Bladder stones can develop within a few weeks or may take months to form. The rate of urolith formation and growth is variable, depending on factors such as on how much crystalline material is present in the urine, diet, the pH of the urine, etc.
How are bladder stones diagnosed?
Inflammatory diseases of the bladder are common in cats, and produce the same signs as bladder stones. Therefore, we do not assume a cat has bladder stones based only on these clinical signs.
Some bladder stones can be palpated or felt with the fingers through the abdominal wall. However, failure to feel bladder stones does not rule them out because many are too small to be detected this way.
Most bladder stones are visible on radiographs (X-rays), or by an ultrasound exam of the bladder. These diagnostic imaging techniques should be performed on cats that show signs of abdominal pain or have repeated bouts of blood in the urine or straining.
"Most bladder stones are visible on radiographs (X-rays), or by an ultrasound exam of the bladder."
Some types of bladder stones are radiolucent, meaning they cannot be seen on a normal radiographs. This is because their mineral makeup does not reflect X-ray beams. They can be detected by an ultrasound examination, or with contrast radiographs a specialized technique that uses dye or contrast material to outline the stones within the bladder.
How are bladder stones treated?

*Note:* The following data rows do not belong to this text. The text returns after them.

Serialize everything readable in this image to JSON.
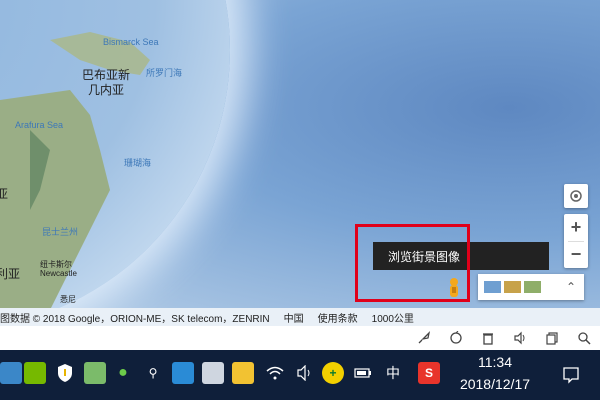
{
  "map": {
    "labels": {
      "bismarck_sea": "Bismarck Sea",
      "png": "巴布亚新几内亚",
      "png_line1": "巴布亚新",
      "png_line2": "几内亚",
      "partial_label": "所罗门海",
      "arafura_sea": "Arafura Sea",
      "coral_sea": "珊瑚海",
      "australia": "利亚",
      "region_left": "亚",
      "region_label": "昆士兰州",
      "newcastle_cn": "纽卡斯尔",
      "newcastle": "Newcastle",
      "sydney": "悉尼"
    },
    "controls": {
      "location_icon": "target-icon",
      "zoom_in": "+",
      "zoom_out": "−",
      "expand": "⌃"
    },
    "tooltip": "浏览街景图像",
    "layers": {
      "thumb_colors": [
        "#6f9fd1",
        "#c7a24a",
        "#8fae69"
      ]
    }
  },
  "attribution": {
    "copyright": "图数据 © 2018 Google，ORION-ME，SK telecom，ZENRIN",
    "country": "中国",
    "terms": "使用条款",
    "scale": "1000公里"
  },
  "toolbar": {
    "icons": [
      "rocket-icon",
      "refresh-icon",
      "trash-icon",
      "volume-icon",
      "copy-icon",
      "search-icon"
    ]
  },
  "taskbar": {
    "time": "11:34",
    "date": "2018/12/17",
    "ime": "中",
    "sogou": "S"
  }
}
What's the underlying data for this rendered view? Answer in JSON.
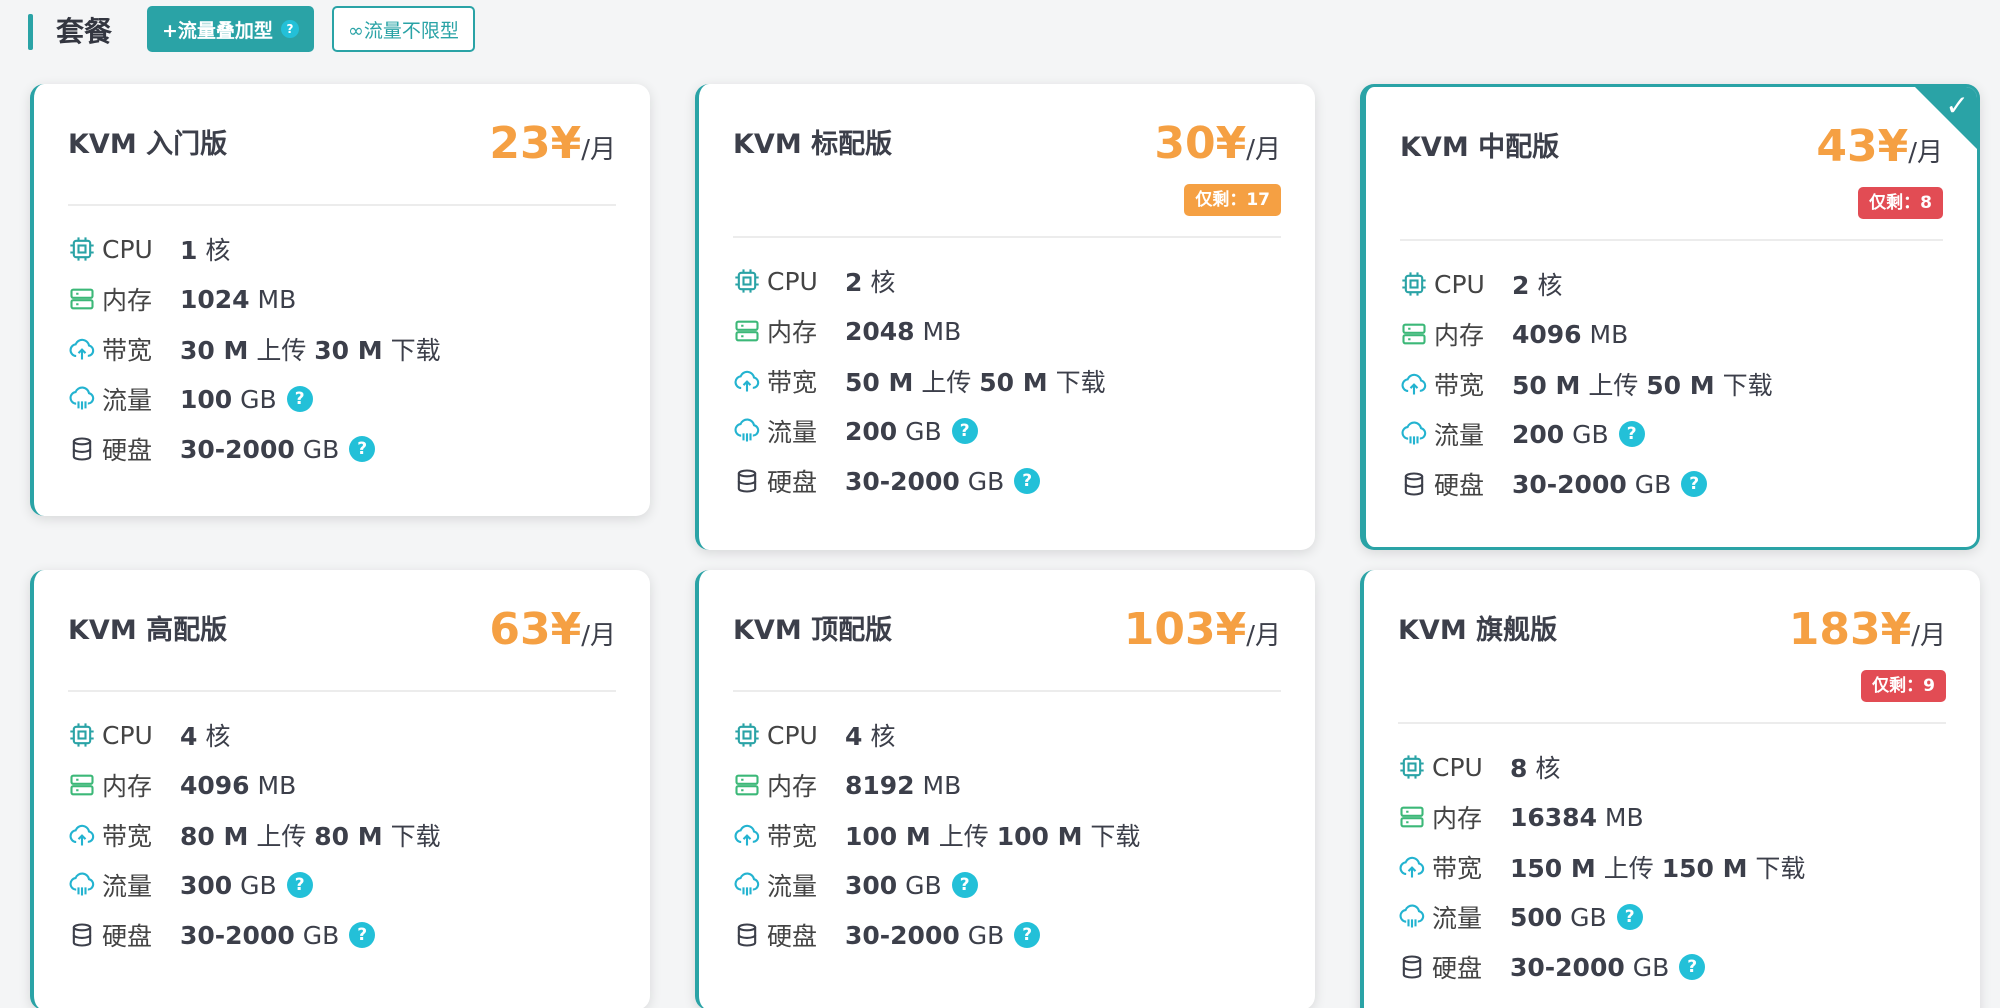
{
  "header": {
    "title": "套餐",
    "btn_traffic_addon": "+流量叠加型",
    "btn_unlimited": "∞流量不限型"
  },
  "labels": {
    "cpu": "CPU",
    "memory": "内存",
    "bandwidth": "带宽",
    "traffic": "流量",
    "disk": "硬盘",
    "price_unit": "/月",
    "help": "?",
    "selected_check": "✓"
  },
  "icons": {
    "cpu": "cpu-icon",
    "memory": "memory-icon",
    "bandwidth": "upload-cloud-icon",
    "traffic": "cloud-rain-icon",
    "disk": "database-icon"
  },
  "colors": {
    "accent": "#2aa3a6",
    "price": "#f5a043",
    "stock_orange": "#f5a043",
    "stock_red": "#e24c54",
    "help": "#23c0d8"
  },
  "plans": [
    {
      "name": "KVM 入门版",
      "price": "23¥",
      "stock": "",
      "cpu_num": "1",
      "cpu_unit": " 核",
      "mem_num": "1024",
      "mem_unit": " MB",
      "bw_up": "30 M",
      "bw_up_text": " 上传 ",
      "bw_down": "30 M",
      "bw_down_text": " 下载",
      "traffic_num": "100",
      "traffic_unit": " GB",
      "disk_num": "30-2000",
      "disk_unit": " GB"
    },
    {
      "name": "KVM 标配版",
      "price": "30¥",
      "stock": "仅剩：17",
      "cpu_num": "2",
      "cpu_unit": " 核",
      "mem_num": "2048",
      "mem_unit": " MB",
      "bw_up": "50 M",
      "bw_up_text": " 上传 ",
      "bw_down": "50 M",
      "bw_down_text": " 下载",
      "traffic_num": "200",
      "traffic_unit": " GB",
      "disk_num": "30-2000",
      "disk_unit": " GB"
    },
    {
      "name": "KVM 中配版",
      "price": "43¥",
      "stock": "仅剩：8",
      "cpu_num": "2",
      "cpu_unit": " 核",
      "mem_num": "4096",
      "mem_unit": " MB",
      "bw_up": "50 M",
      "bw_up_text": " 上传 ",
      "bw_down": "50 M",
      "bw_down_text": " 下载",
      "traffic_num": "200",
      "traffic_unit": " GB",
      "disk_num": "30-2000",
      "disk_unit": " GB"
    },
    {
      "name": "KVM 高配版",
      "price": "63¥",
      "stock": "",
      "cpu_num": "4",
      "cpu_unit": " 核",
      "mem_num": "4096",
      "mem_unit": " MB",
      "bw_up": "80 M",
      "bw_up_text": " 上传 ",
      "bw_down": "80 M",
      "bw_down_text": " 下载",
      "traffic_num": "300",
      "traffic_unit": " GB",
      "disk_num": "30-2000",
      "disk_unit": " GB"
    },
    {
      "name": "KVM 顶配版",
      "price": "103¥",
      "stock": "",
      "cpu_num": "4",
      "cpu_unit": " 核",
      "mem_num": "8192",
      "mem_unit": " MB",
      "bw_up": "100 M",
      "bw_up_text": " 上传 ",
      "bw_down": "100 M",
      "bw_down_text": " 下载",
      "traffic_num": "300",
      "traffic_unit": " GB",
      "disk_num": "30-2000",
      "disk_unit": " GB"
    },
    {
      "name": "KVM 旗舰版",
      "price": "183¥",
      "stock": "仅剩：9",
      "cpu_num": "8",
      "cpu_unit": " 核",
      "mem_num": "16384",
      "mem_unit": " MB",
      "bw_up": "150 M",
      "bw_up_text": " 上传 ",
      "bw_down": "150 M",
      "bw_down_text": " 下载",
      "traffic_num": "500",
      "traffic_unit": " GB",
      "disk_num": "30-2000",
      "disk_unit": " GB"
    }
  ]
}
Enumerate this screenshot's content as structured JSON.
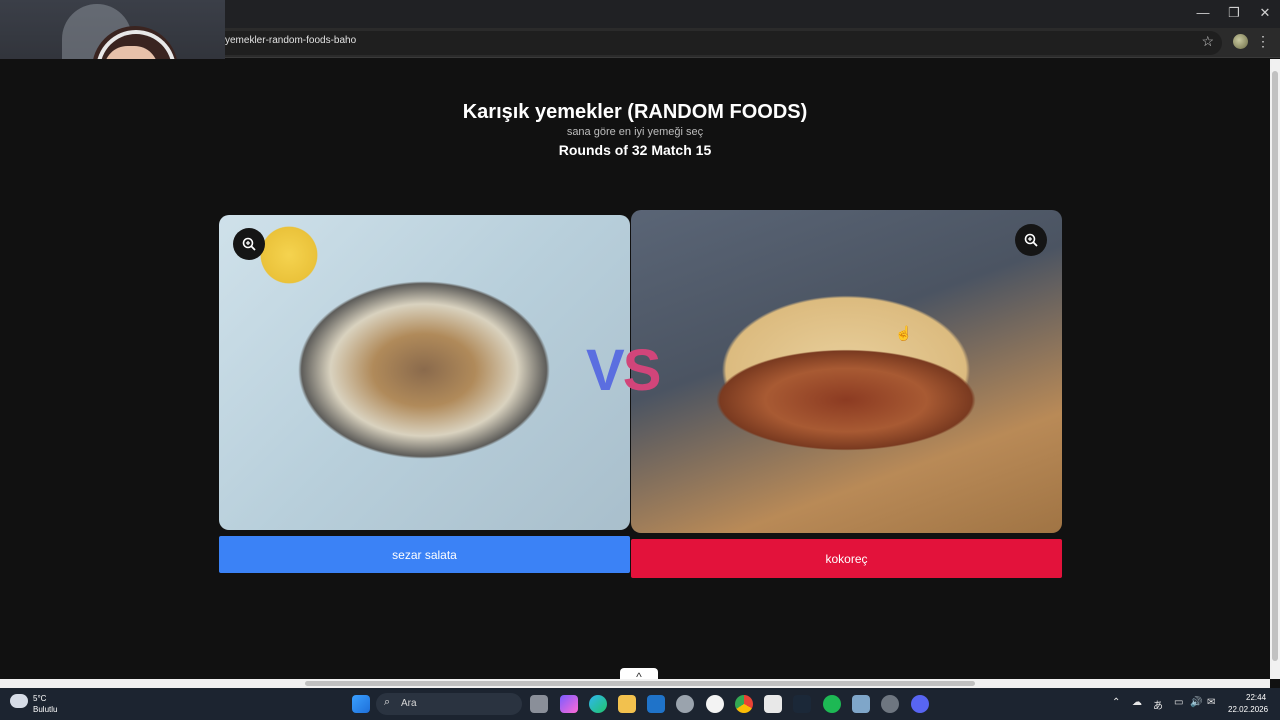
{
  "browser": {
    "url": "yemekler-random-foods-baho",
    "minimize": "—",
    "restore": "❐",
    "close": "✕"
  },
  "page": {
    "title": "Karışık yemekler (RANDOM FOODS)",
    "subtitle": "sana göre en iyi yemeği seç",
    "round_info": "Rounds of 32 Match 15",
    "vs_v": "V",
    "vs_s": "S",
    "scroll_up": "^"
  },
  "choices": {
    "left_label": "sezar salata",
    "right_label": "kokoreç"
  },
  "colors": {
    "left_button": "#3b82f6",
    "right_button": "#e3123b",
    "vs_v": "#5b6ee0",
    "vs_s": "#d1457a"
  },
  "taskbar": {
    "weather_temp": "5°C",
    "weather_desc": "Bulutlu",
    "search_label": "Ara",
    "time": "22:44",
    "date": "22.02.2026"
  }
}
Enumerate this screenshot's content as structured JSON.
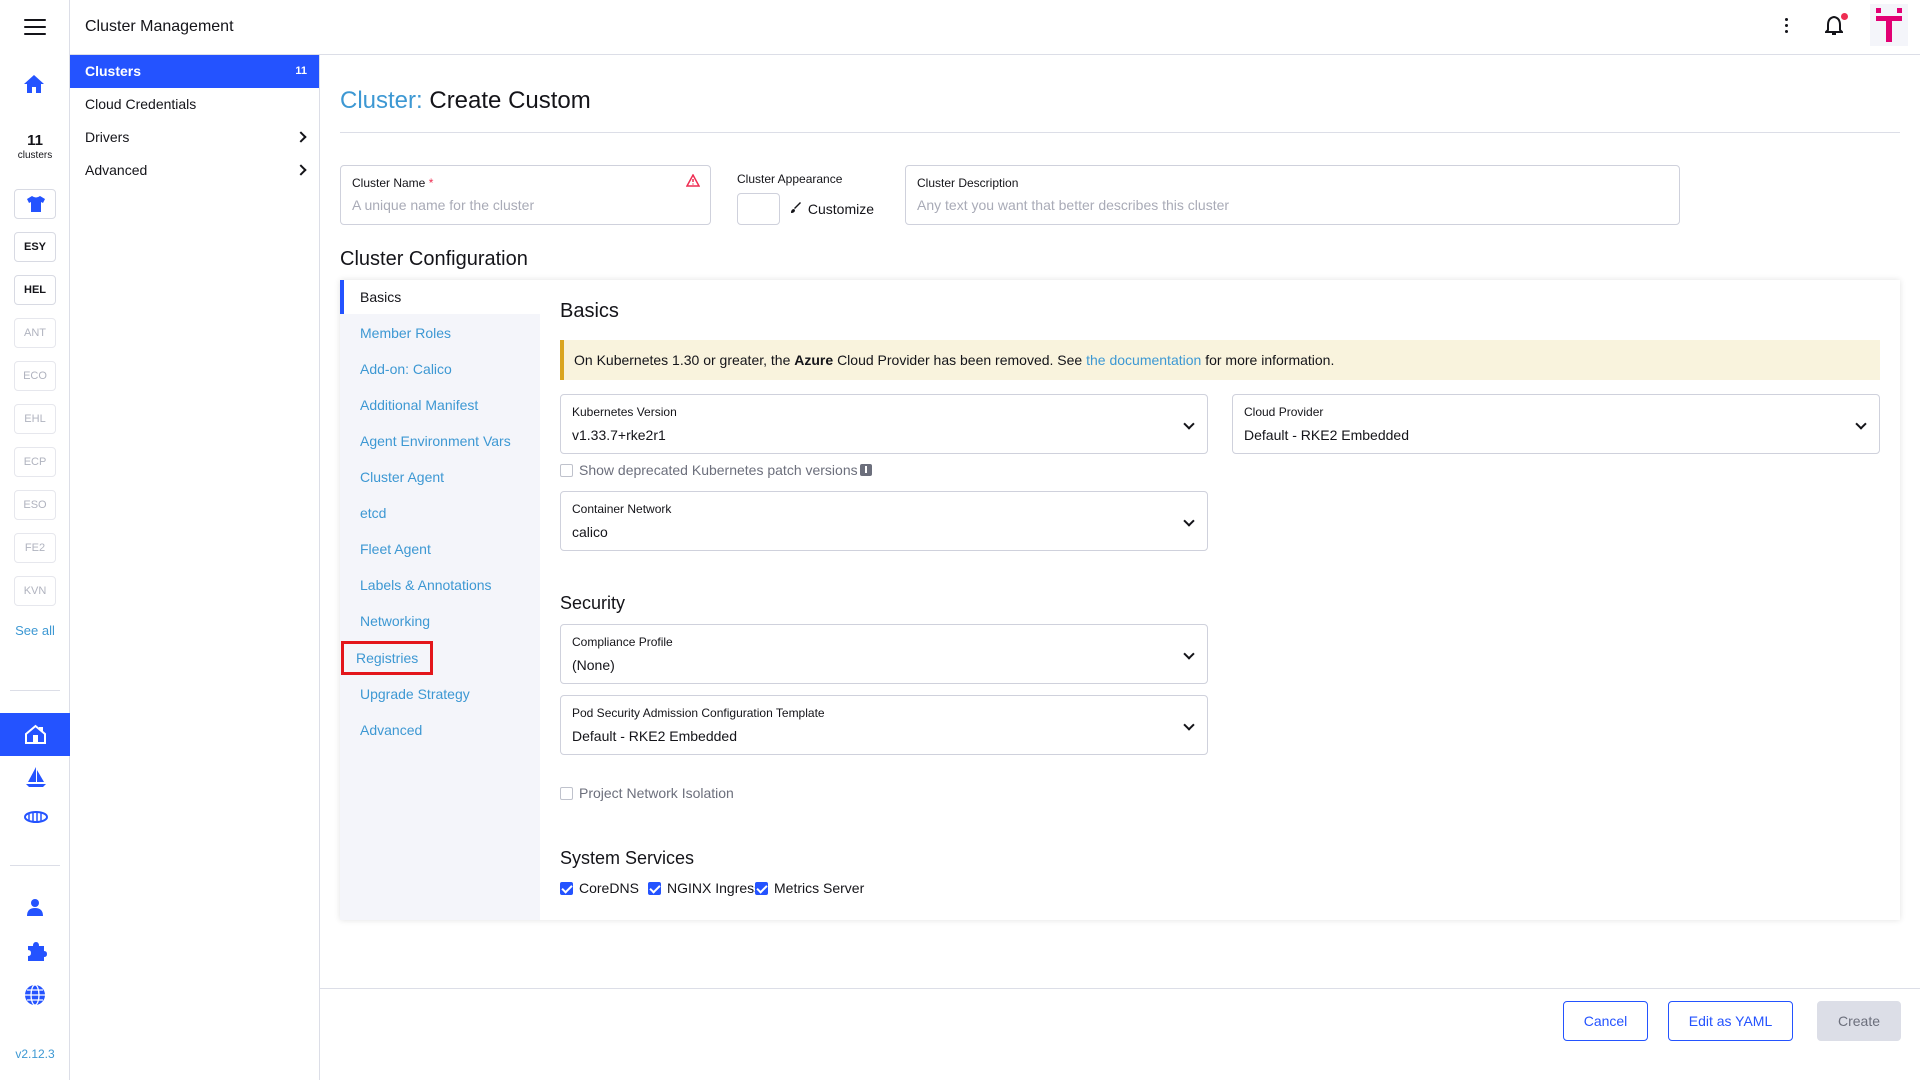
{
  "header": {
    "title": "Cluster Management"
  },
  "rail": {
    "cluster_count": "11",
    "cluster_count_label": "clusters",
    "clusters": [
      {
        "label": "",
        "icon": "tshirt-icon",
        "dim": false
      },
      {
        "label": "ESY",
        "dim": false
      },
      {
        "label": "HEL",
        "dim": false
      },
      {
        "label": "ANT",
        "dim": true
      },
      {
        "label": "ECO",
        "dim": true
      },
      {
        "label": "EHL",
        "dim": true
      },
      {
        "label": "ECP",
        "dim": true
      },
      {
        "label": "ESO",
        "dim": true
      },
      {
        "label": "FE2",
        "dim": true
      },
      {
        "label": "KVN",
        "dim": true
      }
    ],
    "see_all": "See all",
    "version": "v2.12.3"
  },
  "sidenav": {
    "items": [
      {
        "label": "Clusters",
        "count": "11",
        "active": true
      },
      {
        "label": "Cloud Credentials"
      },
      {
        "label": "Drivers",
        "expandable": true
      },
      {
        "label": "Advanced",
        "expandable": true
      }
    ]
  },
  "page": {
    "title_prefix": "Cluster:",
    "title": "Create Custom",
    "cluster_name": {
      "label": "Cluster Name",
      "required": "*",
      "placeholder": "A unique name for the cluster"
    },
    "appearance": {
      "label": "Cluster Appearance",
      "customize": "Customize"
    },
    "description": {
      "label": "Cluster Description",
      "placeholder": "Any text you want that better describes this cluster"
    },
    "config_title": "Cluster Configuration"
  },
  "tabs": [
    "Basics",
    "Member Roles",
    "Add-on: Calico",
    "Additional Manifest",
    "Agent Environment Vars",
    "Cluster Agent",
    "etcd",
    "Fleet Agent",
    "Labels & Annotations",
    "Networking",
    "Registries",
    "Upgrade Strategy",
    "Advanced"
  ],
  "basics": {
    "title": "Basics",
    "banner": {
      "pre": "On Kubernetes 1.30 or greater, the",
      "bold": "Azure",
      "mid": "Cloud Provider has been removed. See",
      "link": "the documentation",
      "post": "for more information."
    },
    "k8s_version": {
      "label": "Kubernetes Version",
      "value": "v1.33.7+rke2r1"
    },
    "cloud_provider": {
      "label": "Cloud Provider",
      "value": "Default - RKE2 Embedded"
    },
    "show_deprecated": "Show deprecated Kubernetes patch versions",
    "container_network": {
      "label": "Container Network",
      "value": "calico"
    }
  },
  "security": {
    "title": "Security",
    "compliance": {
      "label": "Compliance Profile",
      "value": "(None)"
    },
    "psa": {
      "label": "Pod Security Admission Configuration Template",
      "value": "Default - RKE2 Embedded"
    },
    "project_isolation": "Project Network Isolation"
  },
  "services": {
    "title": "System Services",
    "items": [
      "CoreDNS",
      "NGINX Ingress",
      "Metrics Server"
    ]
  },
  "footer": {
    "cancel": "Cancel",
    "edit_yaml": "Edit as YAML",
    "create": "Create"
  }
}
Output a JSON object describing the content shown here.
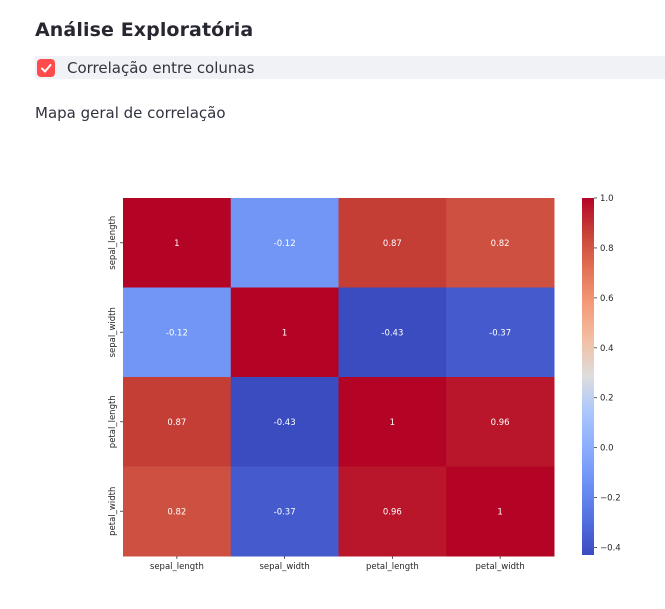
{
  "header": {
    "title": "Análise Exploratória"
  },
  "controls": {
    "checkbox_label": "Correlação entre colunas",
    "checkbox_checked": true,
    "accent": "#ff4b4b"
  },
  "section": {
    "subtitle": "Mapa geral de correlação"
  },
  "chart_data": {
    "type": "heatmap",
    "title": "",
    "xlabel": "",
    "ylabel": "",
    "x_categories": [
      "sepal_length",
      "sepal_width",
      "petal_length",
      "petal_width"
    ],
    "y_categories": [
      "sepal_length",
      "sepal_width",
      "petal_length",
      "petal_width"
    ],
    "values": [
      [
        1,
        -0.12,
        0.87,
        0.82
      ],
      [
        -0.12,
        1,
        -0.43,
        -0.37
      ],
      [
        0.87,
        -0.43,
        1,
        0.96
      ],
      [
        0.82,
        -0.37,
        0.96,
        1
      ]
    ],
    "value_labels": [
      [
        "1",
        "-0.12",
        "0.87",
        "0.82"
      ],
      [
        "-0.12",
        "1",
        "-0.43",
        "-0.37"
      ],
      [
        "0.87",
        "-0.43",
        "1",
        "0.96"
      ],
      [
        "0.82",
        "-0.37",
        "0.96",
        "1"
      ]
    ],
    "colormap": "coolwarm",
    "vmin": -0.43,
    "vmax": 1.0,
    "colorbar_ticks": [
      1.0,
      0.8,
      0.6,
      0.4,
      0.2,
      0.0,
      -0.2,
      -0.4
    ],
    "colorbar_tick_labels": [
      "1.0",
      "0.8",
      "0.6",
      "0.4",
      "0.2",
      "0.0",
      "−0.2",
      "−0.4"
    ]
  }
}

There are two options for treatment. The fastest solution is to perform a cystotomy (surgery to open the bladder and remove the stones). This routine surgery is the most common choice for many clients, and cats usually make a speedy post-operative recovery. Cats with a complete urethral obstruction caused by large stones require immediate surgical intervention.
In some cases, a cystotomy may not be necessary if the obstruction can be relieved by passing a catheter, especially if it is caused by soft plugs of crystals and mucus or urethral spasms.
The second option is to attempt to dissolve the stone with a special diet. This avoids surgery and can be a good choice for some cats. However, it has three disadvantages:
- It is not successful for all types of stones. Some stones just do not respond to diet therapy.
- It is slow. It may take several weeks or a few months to dissolve a large stone, so the cat may continue to have bloody urine, straining, and repeated infections during that time. The risk of life-threatening urethral obstruction is still present while waiting for the stones to dissolve.
- Not all cats will eat the special diet. If it is not consumed exclusively, it will not work.
Can bladder stones be prevented?
Prevention is possible in many cases. There are at least four types of bladder stones in cats, each based on what they are made up of. If bladder stones are removed surgically or if small ones pass in the urine, they should be analyzed for their chemical composition. This allows your veterinarian to determine if a special diet or medication is appropriate. Regular checks of urine samples, or ultrasound examination of the bladder are helpful in all cases to detect early return of the problem and allow adjustments in diet or treatment.